Class of 1968: a death, a memory

May 26, 2008

I learned today that a high-school friend died over the weekend. I last saw Jeff Schofield nearly ten years ago at our thirty-year reunion in Florida. He was frail as a twig, victim of personal excesses that claim so many.

The news naturally conjured up memories of Winter Park High, class of 1968. I remembered parties at Jeff’s house, wild by our standards back then. But what came back more urgently was a trip he and I took our senior year.

We both were considering going to the University of Georgia or Mercer University and decided to take a road trip to check out the campuses.

The details are fuzzy after all these years. I’m certain the campus visits ended up brief and perfunctory. We were more enamored with being out on our own in unfamiliar places, sampling what awaited after graduation. We stayed with a young woman (his relative, I think) in Athens. She took us out that night to some college hangout, and people seemed to think we were college kids, too.

What I see as I write is Jeff sprawled behind the wheel of one of his parents’ big-ass cars, grinning in sunglasses and talking — and talking. I liked listening to him ramble on, free of pretense. We bounced over country highways, and the farther we got from home, the more the world opened up to us.

I was in charge of the radio, and Otis Redding’s “Dock of the Bay” played over and over. I can hear it now, and for a moment the sensation that pervaded our trip brushes past.

We felt free.

I doubt we put the feeling to words, even if we understood it. Nor did we know it was a state of grace from which we were destined to fall. No matter. Before Otis starts singing again, I’m sending this memory out to you, Jeff.

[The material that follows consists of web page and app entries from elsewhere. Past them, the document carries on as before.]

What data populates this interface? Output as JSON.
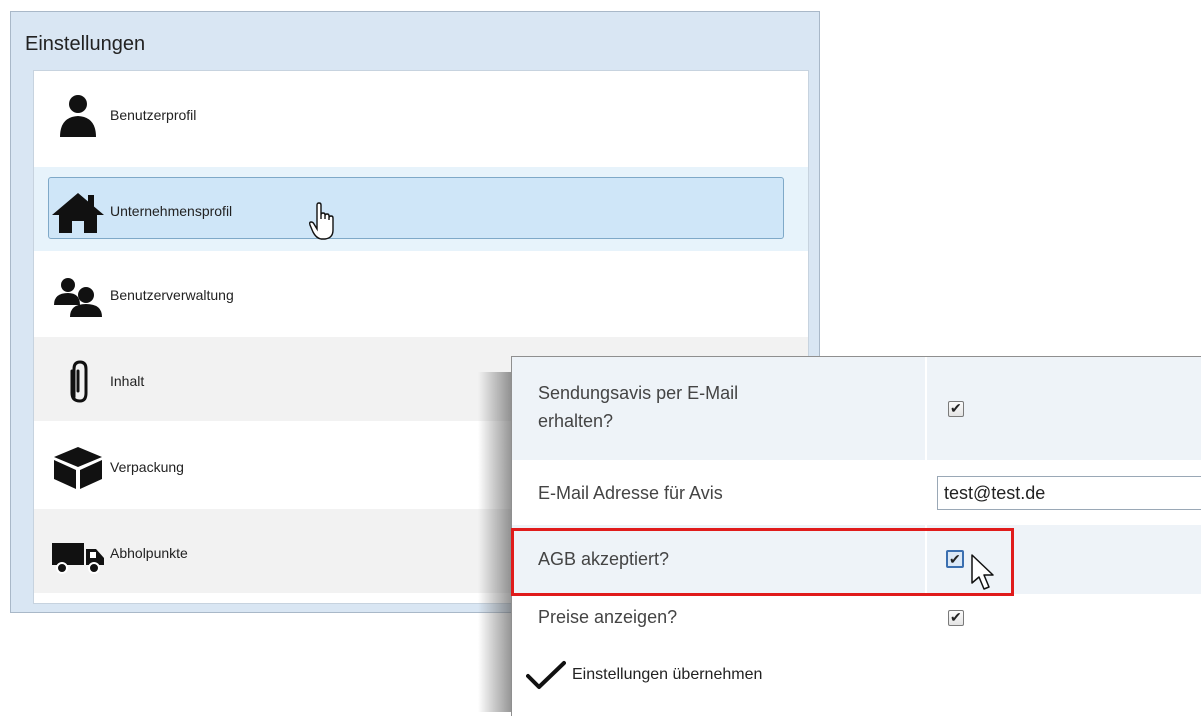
{
  "settings": {
    "title": "Einstellungen",
    "items": [
      {
        "label": "Benutzerprofil",
        "icon": "user-icon"
      },
      {
        "label": "Unternehmensprofil",
        "icon": "house-icon",
        "state": "hovered"
      },
      {
        "label": "Benutzerverwaltung",
        "icon": "users-icon"
      },
      {
        "label": "Inhalt",
        "icon": "paperclip-icon"
      },
      {
        "label": "Verpackung",
        "icon": "box-icon"
      },
      {
        "label": "Abholpunkte",
        "icon": "truck-icon"
      }
    ]
  },
  "form": {
    "rows": [
      {
        "label_line1": "Sendungsavis per E-Mail",
        "label_line2": "erhalten?",
        "checked": true
      },
      {
        "label": "E-Mail Adresse für Avis",
        "value": "test@test.de"
      },
      {
        "label": "AGB akzeptiert?",
        "checked": true,
        "highlighted": true
      },
      {
        "label": "Preise anzeigen?",
        "checked": true
      }
    ],
    "submit_label": "Einstellungen übernehmen"
  },
  "colors": {
    "panel_bg": "#d9e6f3",
    "selected_item": "#cfe6f8",
    "highlight_border": "#e01b1b"
  }
}
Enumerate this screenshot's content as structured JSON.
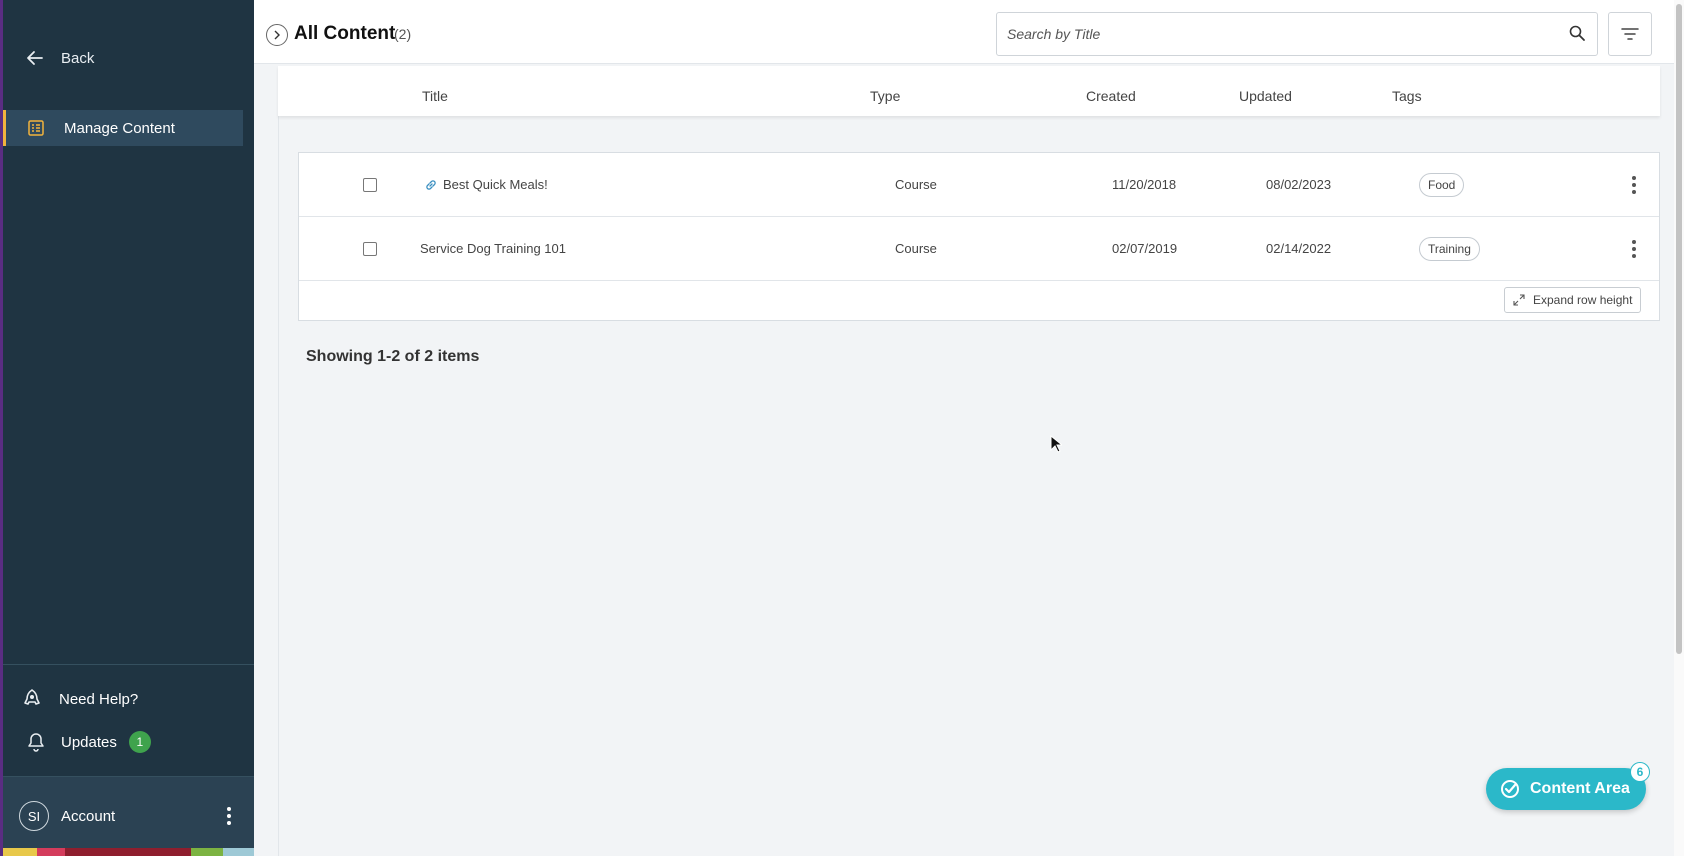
{
  "sidebar": {
    "back_label": "Back",
    "nav_item_label": "Manage Content",
    "help_label": "Need Help?",
    "updates_label": "Updates",
    "updates_count": "1",
    "account_initials": "SI",
    "account_label": "Account",
    "colors": {
      "background": "#1f3442",
      "active": "#2f4a5e",
      "accent": "#f2b33d",
      "badge": "#3fa34d"
    }
  },
  "header": {
    "title": "All Content",
    "count": "(2)",
    "search_placeholder": "Search by Title"
  },
  "table": {
    "columns": [
      "Title",
      "Type",
      "Created",
      "Updated",
      "Tags"
    ],
    "rows": [
      {
        "title": "Best Quick Meals!",
        "type": "Course",
        "created": "11/20/2018",
        "updated": "08/02/2023",
        "tag": "Food",
        "icon": "link-icon"
      },
      {
        "title": "Service Dog Training 101",
        "type": "Course",
        "created": "02/07/2019",
        "updated": "02/14/2022",
        "tag": "Training"
      }
    ],
    "expand_label": "Expand row height"
  },
  "footer": {
    "showing": "Showing 1-2 of 2 items"
  },
  "fab": {
    "label": "Content Area",
    "badge": "6",
    "color": "#2bb8c9"
  }
}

UPDATE: A friend of Jeff’s offers a vivid, insightful account of time they spent together in recent years.